How to Keep Ants Out of a Compost Bin Worm Farm

Overview

Worm farms provide compost enthusiasts and gardeners with a prime source of nutrient-dense "super food" for healthier plants and better conditioned soil. Maintaining a pest-free worm farm can be a challenge, especially if you have an outdoor worm bin. Although they're often little more than an annoyance, keeping ants out of your worm bin helps provide more food for your worms, which, in turn, ensures that the worms will be in top physical condition, an important consideration if you're planning on selling some as bait for fishermen.

Step 1

Monitor the moisture level of your worm farm daily, especially during hot weather. According to Santa Cruz County Department of Public Works, ants are more likely to invade dry worm bins. Spray water on the bedding in your worm bin with a spray bottle until the bedding is about as moist as a wrung-out sponge.

Step 2
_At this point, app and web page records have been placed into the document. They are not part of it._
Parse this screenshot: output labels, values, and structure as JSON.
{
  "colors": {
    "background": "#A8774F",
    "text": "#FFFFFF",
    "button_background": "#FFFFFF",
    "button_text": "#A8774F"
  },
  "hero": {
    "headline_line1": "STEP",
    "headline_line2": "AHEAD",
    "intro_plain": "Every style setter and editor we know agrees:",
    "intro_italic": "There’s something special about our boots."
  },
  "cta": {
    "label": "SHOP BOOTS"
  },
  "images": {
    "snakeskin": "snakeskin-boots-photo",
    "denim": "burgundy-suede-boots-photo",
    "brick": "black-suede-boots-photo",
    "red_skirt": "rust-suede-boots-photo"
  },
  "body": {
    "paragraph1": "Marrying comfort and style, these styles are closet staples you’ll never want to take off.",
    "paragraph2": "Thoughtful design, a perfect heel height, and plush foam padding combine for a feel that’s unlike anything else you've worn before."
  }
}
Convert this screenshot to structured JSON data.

Wipe your worm bin periodically with a lemon- or ammonia-based window cleanser to remove any scent trails left by wandering scout ants in search of food. Spray the cleanser across the entire outside surface of your wooden worm bin and wipe it away with a paper towel. Spray the cleanser directly on the paper towel if your worm bin has ventilation holes in it. Avoid wiping the top edge of your worm bin to keep from causing toxic effects by exposing your worms directly to the cleaner.
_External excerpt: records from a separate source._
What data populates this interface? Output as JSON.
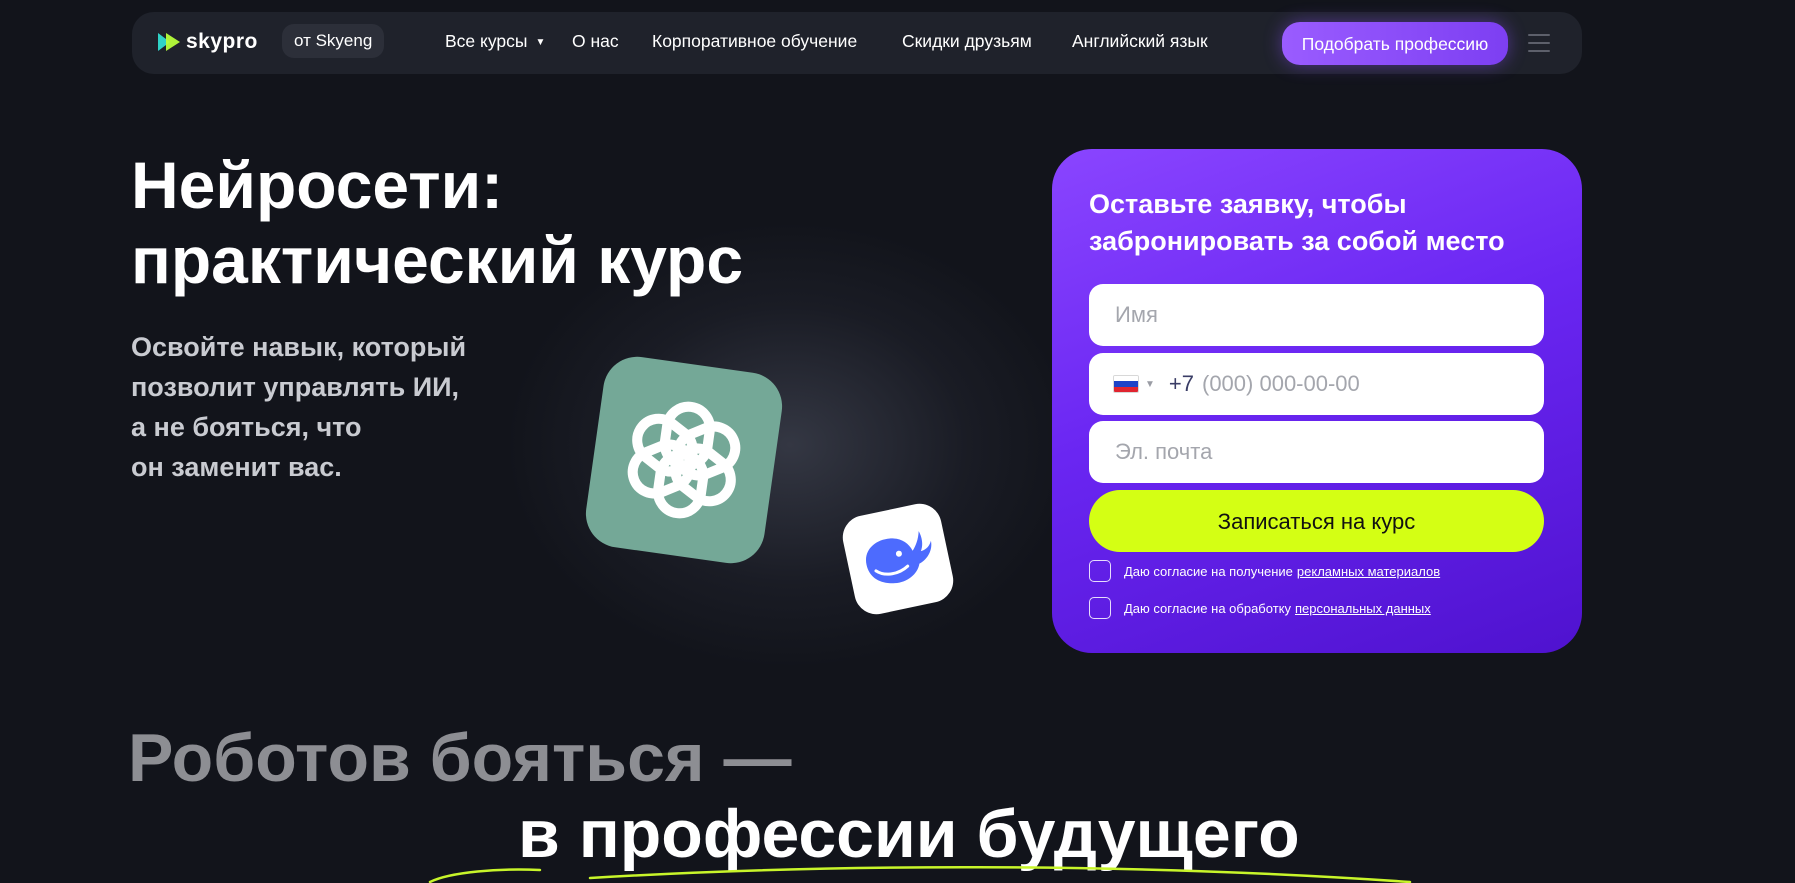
{
  "header": {
    "logo_text": "skypro",
    "badge": "от Skyeng",
    "nav": [
      {
        "label": "Все курсы",
        "has_dropdown": true
      },
      {
        "label": "О нас"
      },
      {
        "label": "Корпоративное обучение"
      },
      {
        "label": "Скидки друзьям"
      },
      {
        "label": "Английский язык"
      }
    ],
    "cta_label": "Подобрать профессию",
    "menu_icon": "hamburger-icon"
  },
  "hero": {
    "title_line1": "Нейросети:",
    "title_line2": "практический курс",
    "subtitle_lines": [
      "Освойте навык, который",
      "позволит управлять ИИ,",
      "а не бояться, что",
      "он заменит вас."
    ],
    "icons": [
      "chatgpt-logo-icon",
      "deepseek-whale-icon"
    ]
  },
  "form": {
    "title": "Оставьте заявку, чтобы забронировать за собой место",
    "name_placeholder": "Имя",
    "phone_prefix": "+7",
    "phone_placeholder": "(000) 000-00-00",
    "email_placeholder": "Эл. почта",
    "submit_label": "Записаться на курс",
    "consent_1_text": "Даю согласие на получение",
    "consent_1_link": "рекламных материалов",
    "consent_2_text": "Даю согласие на обработку",
    "consent_2_link": "персональных данных"
  },
  "section": {
    "line1": "Роботов бояться —",
    "line2": "в профессии будущего"
  },
  "colors": {
    "background": "#12141b",
    "header_bg": "#1f222b",
    "accent_purple": "#8a45ff",
    "submit_lime": "#d4ff14",
    "chatgpt_card": "#74a897",
    "deepseek_blue": "#4d6bfe"
  }
}
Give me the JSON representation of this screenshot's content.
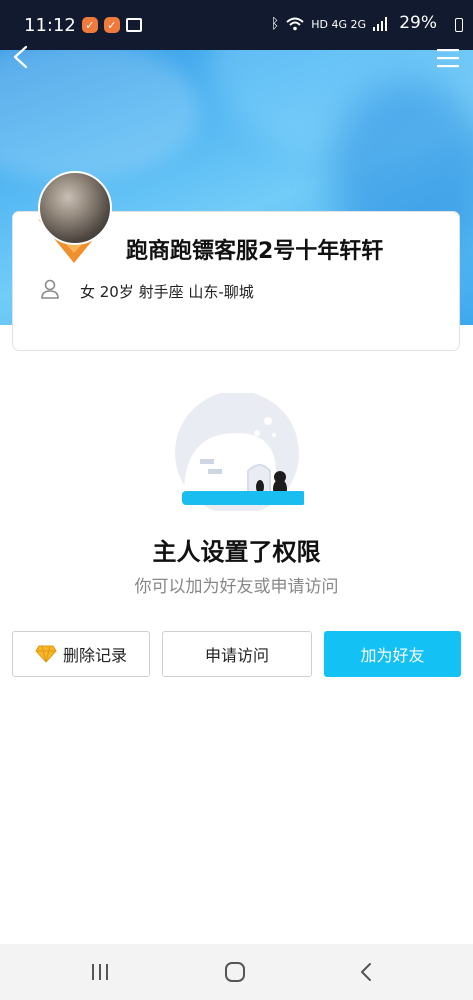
{
  "status_bar": {
    "time": "11:12",
    "network": "HD 4G 2G",
    "battery": "29%"
  },
  "profile": {
    "nickname": "跑商跑镖客服2号十年轩轩",
    "info": "女 20岁 射手座 山东-聊城"
  },
  "permission": {
    "title": "主人设置了权限",
    "subtitle": "你可以加为好友或申请访问"
  },
  "actions": {
    "delete_label": "删除记录",
    "visit_label": "申请访问",
    "add_label": "加为好友"
  },
  "colors": {
    "accent": "#13c1f4",
    "hero": "#4fb4f2",
    "avatar_tag": "#f0902c"
  },
  "icons": [
    "back-arrow-icon",
    "menu-icon",
    "user-icon",
    "diamond-icon",
    "nav-recent-icon",
    "nav-home-icon",
    "nav-back-icon"
  ]
}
Step 3

Elevate your worm bin to make it more difficult for the ants to access the food scraps. Cut four 6-inch long legs from 4-by-4-inch cedar posts with a general-purpose blade on a jigsaw. Position the cedar blocks vertically on the ground and rest your worm bin on them. Rub a generous coating of Vaseline across the bottom 2 inches of each post to discourage ants from climbing the legs.

Step 4
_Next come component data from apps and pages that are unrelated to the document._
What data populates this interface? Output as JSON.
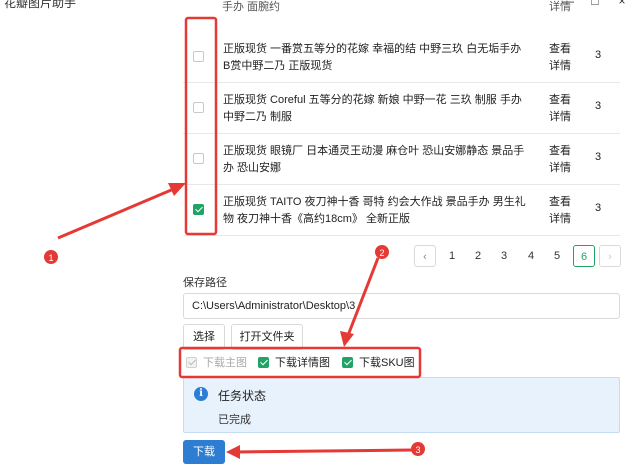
{
  "window": {
    "title": "花瓣图片助手",
    "controls": [
      "—",
      "□",
      "×"
    ]
  },
  "table": {
    "cut_title": "手办 面腕约",
    "cut_op": "详情",
    "rows": [
      {
        "checked": false,
        "title": "正版现货 一番赏五等分的花嫁 幸福的结 中野三玖 白无垢手办 B赏中野二乃 正版现货",
        "op": "查看详情",
        "qty": "3"
      },
      {
        "checked": false,
        "title": "正版现货 Coreful 五等分的花嫁 新娘 中野一花 三玖 制服 手办 中野二乃 制服",
        "op": "查看详情",
        "qty": "3"
      },
      {
        "checked": false,
        "title": "正版现货 眼镜厂 日本通灵王动漫 麻仓叶 恐山安娜静态 景品手办 恐山安娜",
        "op": "查看详情",
        "qty": "3"
      },
      {
        "checked": true,
        "title": "正版现货 TAITO 夜刀神十香 哥特 约会大作战 景品手办 男生礼物 夜刀神十香《高约18cm》 全新正版",
        "op": "查看详情",
        "qty": "3"
      }
    ]
  },
  "pagination": {
    "prev": "‹",
    "next": "›",
    "pages": [
      "1",
      "2",
      "3",
      "4",
      "5",
      "6"
    ],
    "active": "6"
  },
  "save": {
    "label": "保存路径",
    "path_value": "C:\\Users\\Administrator\\Desktop\\3",
    "select_button": "选择",
    "open_button": "打开文件夹"
  },
  "options": [
    {
      "label": "下载主图",
      "checked": true,
      "disabled": true
    },
    {
      "label": "下载详情图",
      "checked": true,
      "disabled": false
    },
    {
      "label": "下载SKU图",
      "checked": true,
      "disabled": false
    }
  ],
  "status": {
    "icon": "info-icon",
    "title": "任务状态",
    "text": "已完成"
  },
  "download_button": "下载",
  "annotations": [
    "1",
    "2",
    "3"
  ],
  "colors": {
    "accent_green": "#21a366",
    "primary_blue": "#2d7dd2",
    "annotation_red": "#e53935",
    "status_bg": "#e8f2fc"
  }
}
Submerge the legs of your worm compost bin in water to discourage the ants. Recycle 1 gallon, plastic ice cream tubs or milk jugs instead of using glass containers that could break. If you use milk jugs, remove the narrow top portion with your jigsaw to allow enough room for the legs of your worm bin to enter the jugs without touching the plastic sides. Fill the four empty plastic containers with 3 to 5 inches of water and position the legs of your worm farm in the water. Keep the water containers free of floating objects that the ants might use to get to your worm food.

Things You'll Need

  • Water
  • Spray bottle
  • Lemon/ammonia-based window cleaner
  • Paper towels
  • 1 cedar posts, 4-inch-by-4-inch
  • Jigsaw with general-purpose blade
  • Petroleum jelly
  • 4 cream/milk jugs, 1 gallon each

References

  • "The Worm Book;" Loren Nancarrow and Janet Hogan Taylor; 1998
  • Santa Cruz County Department of Public Works: Worm Composting FAQ
  • Ipswich City Council: Worm Farming
Keywords: ants in compost, worm compost ants, worm compost pests

About this Author

Regan Hennessy has been writing professionally for 11 years. A freelance copywriter and certified teacher, Hennessy specializes in the areas of parenting, health, education, agriculture and personal finance. During her time with Demand Studios, Hennessy has produced content for Ehow, Answerbag and Travels. Hennessy graduated from Lycoming College with a Bachelor of Arts degree in English.